PROBLEM DESCRIPTION: Which lines in the entries below contain the string "background"? Show each of them in full.

(STUDY MATERIAL Opens)

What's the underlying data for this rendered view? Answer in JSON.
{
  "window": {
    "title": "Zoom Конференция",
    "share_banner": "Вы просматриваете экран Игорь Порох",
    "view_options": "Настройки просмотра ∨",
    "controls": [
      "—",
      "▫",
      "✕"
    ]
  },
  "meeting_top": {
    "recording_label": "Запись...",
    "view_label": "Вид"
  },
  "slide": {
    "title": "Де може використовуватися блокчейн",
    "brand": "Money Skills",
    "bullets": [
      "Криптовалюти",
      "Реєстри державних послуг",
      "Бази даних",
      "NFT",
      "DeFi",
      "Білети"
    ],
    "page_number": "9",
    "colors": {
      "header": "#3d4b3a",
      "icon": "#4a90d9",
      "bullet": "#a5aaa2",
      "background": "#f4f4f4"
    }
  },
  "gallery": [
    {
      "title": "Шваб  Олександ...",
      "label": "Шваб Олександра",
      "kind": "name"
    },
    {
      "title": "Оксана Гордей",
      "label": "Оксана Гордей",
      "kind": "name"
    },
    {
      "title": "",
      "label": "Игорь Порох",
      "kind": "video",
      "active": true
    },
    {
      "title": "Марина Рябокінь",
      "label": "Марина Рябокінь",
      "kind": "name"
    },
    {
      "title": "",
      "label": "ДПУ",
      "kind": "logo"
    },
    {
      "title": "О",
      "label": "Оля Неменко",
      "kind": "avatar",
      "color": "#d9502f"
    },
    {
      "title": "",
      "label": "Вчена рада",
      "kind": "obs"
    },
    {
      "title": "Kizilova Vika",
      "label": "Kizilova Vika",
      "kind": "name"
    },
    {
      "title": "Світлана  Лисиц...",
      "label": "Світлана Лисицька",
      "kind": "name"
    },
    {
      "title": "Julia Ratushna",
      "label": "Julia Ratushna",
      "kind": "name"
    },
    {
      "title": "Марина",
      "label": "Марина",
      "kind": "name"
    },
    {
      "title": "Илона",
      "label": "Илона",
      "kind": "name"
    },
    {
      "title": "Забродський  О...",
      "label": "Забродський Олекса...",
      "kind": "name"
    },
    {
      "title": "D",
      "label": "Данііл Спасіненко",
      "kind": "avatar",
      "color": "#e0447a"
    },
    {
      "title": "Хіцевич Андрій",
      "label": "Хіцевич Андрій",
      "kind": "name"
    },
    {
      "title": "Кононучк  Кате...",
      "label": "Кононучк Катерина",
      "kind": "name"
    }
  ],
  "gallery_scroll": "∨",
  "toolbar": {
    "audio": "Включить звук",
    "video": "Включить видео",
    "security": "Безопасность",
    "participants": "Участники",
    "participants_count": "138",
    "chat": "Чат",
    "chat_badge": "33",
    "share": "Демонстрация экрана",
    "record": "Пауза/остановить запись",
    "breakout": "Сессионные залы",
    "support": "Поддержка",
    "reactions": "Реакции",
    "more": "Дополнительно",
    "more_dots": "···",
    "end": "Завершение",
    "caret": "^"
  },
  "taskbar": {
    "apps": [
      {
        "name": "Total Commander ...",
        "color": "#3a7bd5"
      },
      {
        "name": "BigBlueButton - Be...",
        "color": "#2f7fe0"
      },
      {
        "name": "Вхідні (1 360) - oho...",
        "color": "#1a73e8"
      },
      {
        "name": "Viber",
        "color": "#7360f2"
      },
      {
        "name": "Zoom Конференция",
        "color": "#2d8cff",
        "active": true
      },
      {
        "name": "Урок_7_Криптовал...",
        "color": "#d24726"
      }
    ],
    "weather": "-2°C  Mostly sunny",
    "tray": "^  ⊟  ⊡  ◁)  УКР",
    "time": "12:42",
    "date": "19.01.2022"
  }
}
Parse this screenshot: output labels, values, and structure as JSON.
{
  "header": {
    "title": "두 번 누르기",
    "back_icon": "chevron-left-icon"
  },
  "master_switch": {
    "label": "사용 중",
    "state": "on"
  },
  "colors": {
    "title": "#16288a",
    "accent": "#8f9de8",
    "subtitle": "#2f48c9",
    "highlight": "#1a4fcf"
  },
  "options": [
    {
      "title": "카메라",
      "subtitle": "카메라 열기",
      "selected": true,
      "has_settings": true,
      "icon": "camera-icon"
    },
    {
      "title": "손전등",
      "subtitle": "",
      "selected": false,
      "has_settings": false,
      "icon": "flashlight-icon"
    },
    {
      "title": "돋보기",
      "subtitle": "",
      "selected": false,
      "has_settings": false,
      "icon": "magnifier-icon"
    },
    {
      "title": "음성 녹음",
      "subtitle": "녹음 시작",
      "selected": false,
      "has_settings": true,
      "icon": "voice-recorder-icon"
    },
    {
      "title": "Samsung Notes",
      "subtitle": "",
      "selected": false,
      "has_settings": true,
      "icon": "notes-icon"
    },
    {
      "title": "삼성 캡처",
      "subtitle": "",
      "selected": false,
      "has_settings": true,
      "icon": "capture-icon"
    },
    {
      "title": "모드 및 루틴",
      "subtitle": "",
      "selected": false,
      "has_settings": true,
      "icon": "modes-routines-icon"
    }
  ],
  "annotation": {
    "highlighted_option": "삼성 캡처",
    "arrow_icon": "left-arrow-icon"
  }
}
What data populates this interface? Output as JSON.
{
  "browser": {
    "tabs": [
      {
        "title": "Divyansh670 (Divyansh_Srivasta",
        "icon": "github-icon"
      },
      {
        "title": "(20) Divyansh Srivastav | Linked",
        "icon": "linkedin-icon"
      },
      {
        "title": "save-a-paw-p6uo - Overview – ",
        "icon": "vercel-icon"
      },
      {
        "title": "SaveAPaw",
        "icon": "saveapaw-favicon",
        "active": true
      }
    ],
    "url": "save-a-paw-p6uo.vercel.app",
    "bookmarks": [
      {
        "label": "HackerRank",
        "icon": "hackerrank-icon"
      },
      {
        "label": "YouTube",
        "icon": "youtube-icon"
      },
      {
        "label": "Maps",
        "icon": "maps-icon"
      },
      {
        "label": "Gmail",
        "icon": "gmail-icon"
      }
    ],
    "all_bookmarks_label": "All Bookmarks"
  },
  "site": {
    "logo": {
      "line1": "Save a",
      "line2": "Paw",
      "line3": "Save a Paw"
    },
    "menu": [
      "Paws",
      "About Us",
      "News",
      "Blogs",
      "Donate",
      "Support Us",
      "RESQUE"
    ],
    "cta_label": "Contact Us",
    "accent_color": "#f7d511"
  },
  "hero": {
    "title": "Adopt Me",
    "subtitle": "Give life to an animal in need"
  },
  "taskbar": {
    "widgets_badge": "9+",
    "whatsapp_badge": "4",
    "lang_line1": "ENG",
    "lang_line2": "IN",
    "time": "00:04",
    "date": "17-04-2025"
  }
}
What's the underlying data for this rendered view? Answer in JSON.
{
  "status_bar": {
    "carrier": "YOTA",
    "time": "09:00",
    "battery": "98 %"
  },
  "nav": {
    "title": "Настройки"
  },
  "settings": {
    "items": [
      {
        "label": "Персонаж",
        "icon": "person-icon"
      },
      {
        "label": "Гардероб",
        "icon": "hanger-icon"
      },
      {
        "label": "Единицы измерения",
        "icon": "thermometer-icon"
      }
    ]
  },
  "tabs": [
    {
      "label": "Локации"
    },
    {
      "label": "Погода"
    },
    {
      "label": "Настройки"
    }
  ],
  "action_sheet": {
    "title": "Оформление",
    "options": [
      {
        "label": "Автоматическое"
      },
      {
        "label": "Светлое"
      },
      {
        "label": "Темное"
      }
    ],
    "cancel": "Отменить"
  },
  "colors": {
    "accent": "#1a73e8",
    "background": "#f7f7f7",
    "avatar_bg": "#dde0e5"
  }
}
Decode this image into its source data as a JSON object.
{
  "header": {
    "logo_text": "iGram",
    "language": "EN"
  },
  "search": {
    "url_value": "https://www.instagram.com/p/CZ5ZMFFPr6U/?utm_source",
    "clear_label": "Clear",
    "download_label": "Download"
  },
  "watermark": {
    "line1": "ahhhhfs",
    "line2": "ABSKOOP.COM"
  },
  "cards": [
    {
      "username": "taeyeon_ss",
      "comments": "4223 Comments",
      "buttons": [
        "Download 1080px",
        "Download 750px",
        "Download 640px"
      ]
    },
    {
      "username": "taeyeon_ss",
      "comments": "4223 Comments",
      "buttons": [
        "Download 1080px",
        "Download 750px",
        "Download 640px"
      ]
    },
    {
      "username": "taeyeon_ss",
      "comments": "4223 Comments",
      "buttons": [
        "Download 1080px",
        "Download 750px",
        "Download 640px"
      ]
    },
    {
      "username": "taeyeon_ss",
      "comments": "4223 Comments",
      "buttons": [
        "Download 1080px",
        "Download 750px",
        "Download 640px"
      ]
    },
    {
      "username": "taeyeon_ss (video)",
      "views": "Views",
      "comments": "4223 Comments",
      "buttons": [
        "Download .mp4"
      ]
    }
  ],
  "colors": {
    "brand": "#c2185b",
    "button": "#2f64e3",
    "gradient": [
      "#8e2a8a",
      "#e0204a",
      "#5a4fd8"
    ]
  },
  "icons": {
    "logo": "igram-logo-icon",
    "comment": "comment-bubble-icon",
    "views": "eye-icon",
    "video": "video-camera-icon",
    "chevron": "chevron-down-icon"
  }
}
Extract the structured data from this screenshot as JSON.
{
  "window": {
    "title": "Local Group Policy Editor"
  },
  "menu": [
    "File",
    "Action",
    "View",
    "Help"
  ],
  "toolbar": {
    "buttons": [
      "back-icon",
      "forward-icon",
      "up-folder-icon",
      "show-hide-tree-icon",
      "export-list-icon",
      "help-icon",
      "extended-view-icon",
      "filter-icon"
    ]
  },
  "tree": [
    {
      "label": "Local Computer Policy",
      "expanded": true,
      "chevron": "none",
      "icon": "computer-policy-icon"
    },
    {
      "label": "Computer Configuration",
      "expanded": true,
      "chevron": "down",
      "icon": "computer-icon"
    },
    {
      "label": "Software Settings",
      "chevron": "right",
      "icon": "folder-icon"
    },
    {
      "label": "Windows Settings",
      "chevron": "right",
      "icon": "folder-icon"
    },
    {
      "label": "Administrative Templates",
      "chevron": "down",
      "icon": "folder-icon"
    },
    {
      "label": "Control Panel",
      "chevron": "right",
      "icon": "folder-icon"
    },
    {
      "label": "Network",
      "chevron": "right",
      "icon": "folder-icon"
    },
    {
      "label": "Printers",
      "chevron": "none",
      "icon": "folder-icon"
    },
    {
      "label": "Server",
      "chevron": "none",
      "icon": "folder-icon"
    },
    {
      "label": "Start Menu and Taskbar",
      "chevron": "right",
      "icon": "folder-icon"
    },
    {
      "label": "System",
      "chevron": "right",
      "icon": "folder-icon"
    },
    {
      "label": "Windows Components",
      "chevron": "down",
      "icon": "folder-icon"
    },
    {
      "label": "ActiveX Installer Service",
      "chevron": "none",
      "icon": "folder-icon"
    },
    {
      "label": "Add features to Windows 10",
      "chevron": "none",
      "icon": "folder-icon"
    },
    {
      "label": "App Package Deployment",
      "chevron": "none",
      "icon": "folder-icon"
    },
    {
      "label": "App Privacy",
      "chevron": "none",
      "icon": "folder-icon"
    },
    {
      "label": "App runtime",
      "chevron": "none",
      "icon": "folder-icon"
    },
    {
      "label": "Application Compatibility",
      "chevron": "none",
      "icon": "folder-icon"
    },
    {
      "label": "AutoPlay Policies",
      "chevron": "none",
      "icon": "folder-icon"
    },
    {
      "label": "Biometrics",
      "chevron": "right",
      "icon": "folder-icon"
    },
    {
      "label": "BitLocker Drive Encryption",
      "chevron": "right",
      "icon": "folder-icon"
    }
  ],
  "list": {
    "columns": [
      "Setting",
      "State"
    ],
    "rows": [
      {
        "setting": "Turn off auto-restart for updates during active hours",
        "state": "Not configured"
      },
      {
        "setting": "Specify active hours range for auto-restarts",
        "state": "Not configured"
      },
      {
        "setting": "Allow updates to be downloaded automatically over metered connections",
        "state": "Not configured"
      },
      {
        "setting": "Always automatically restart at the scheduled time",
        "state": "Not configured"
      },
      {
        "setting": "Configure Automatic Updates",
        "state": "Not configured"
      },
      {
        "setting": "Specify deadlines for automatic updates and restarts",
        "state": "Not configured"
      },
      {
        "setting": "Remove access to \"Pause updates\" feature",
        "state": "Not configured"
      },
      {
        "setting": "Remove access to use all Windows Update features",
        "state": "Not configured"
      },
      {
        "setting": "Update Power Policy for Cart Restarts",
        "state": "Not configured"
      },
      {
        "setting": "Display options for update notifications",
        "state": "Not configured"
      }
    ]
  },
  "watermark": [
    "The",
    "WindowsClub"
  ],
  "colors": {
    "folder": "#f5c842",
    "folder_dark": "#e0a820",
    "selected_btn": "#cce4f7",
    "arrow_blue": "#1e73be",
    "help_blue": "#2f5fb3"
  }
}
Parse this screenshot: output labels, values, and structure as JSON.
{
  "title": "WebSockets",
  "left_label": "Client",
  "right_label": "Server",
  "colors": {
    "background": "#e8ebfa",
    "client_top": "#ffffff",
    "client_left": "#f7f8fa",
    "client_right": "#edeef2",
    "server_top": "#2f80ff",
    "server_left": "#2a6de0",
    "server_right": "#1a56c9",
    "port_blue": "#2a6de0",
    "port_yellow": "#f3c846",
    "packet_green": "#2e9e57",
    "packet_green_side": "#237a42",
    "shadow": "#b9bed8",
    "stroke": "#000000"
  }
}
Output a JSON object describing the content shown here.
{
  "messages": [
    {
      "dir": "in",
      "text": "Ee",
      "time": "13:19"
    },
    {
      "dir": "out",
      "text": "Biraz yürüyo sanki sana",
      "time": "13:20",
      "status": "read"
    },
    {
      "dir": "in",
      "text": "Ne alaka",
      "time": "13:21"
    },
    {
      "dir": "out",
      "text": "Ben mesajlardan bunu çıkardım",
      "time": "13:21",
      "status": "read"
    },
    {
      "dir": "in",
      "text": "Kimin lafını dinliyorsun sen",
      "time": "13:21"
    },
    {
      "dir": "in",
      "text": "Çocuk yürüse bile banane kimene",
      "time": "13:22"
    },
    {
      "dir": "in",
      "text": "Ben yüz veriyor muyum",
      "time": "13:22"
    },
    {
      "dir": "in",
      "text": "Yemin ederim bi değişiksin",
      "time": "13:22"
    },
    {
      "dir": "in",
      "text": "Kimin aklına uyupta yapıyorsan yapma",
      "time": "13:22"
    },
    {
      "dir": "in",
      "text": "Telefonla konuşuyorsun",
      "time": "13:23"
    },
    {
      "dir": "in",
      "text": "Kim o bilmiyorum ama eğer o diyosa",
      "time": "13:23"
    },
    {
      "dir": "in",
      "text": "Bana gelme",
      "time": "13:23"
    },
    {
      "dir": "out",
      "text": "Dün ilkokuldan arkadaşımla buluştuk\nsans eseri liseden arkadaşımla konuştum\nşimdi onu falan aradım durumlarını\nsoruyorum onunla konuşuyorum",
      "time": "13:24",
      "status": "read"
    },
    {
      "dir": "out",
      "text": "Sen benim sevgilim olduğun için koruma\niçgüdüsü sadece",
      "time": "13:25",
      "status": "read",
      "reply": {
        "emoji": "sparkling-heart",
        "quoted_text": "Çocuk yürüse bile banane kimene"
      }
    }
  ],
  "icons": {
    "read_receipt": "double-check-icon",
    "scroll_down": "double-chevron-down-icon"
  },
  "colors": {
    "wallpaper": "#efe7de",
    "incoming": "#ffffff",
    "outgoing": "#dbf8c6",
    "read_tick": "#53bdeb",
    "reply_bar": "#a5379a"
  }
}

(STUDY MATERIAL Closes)

WRITTEN RESPONSE:
      "background": "#f4f4f4"
    "background": "#f7f7f7",
    "background": "#e8ebfa",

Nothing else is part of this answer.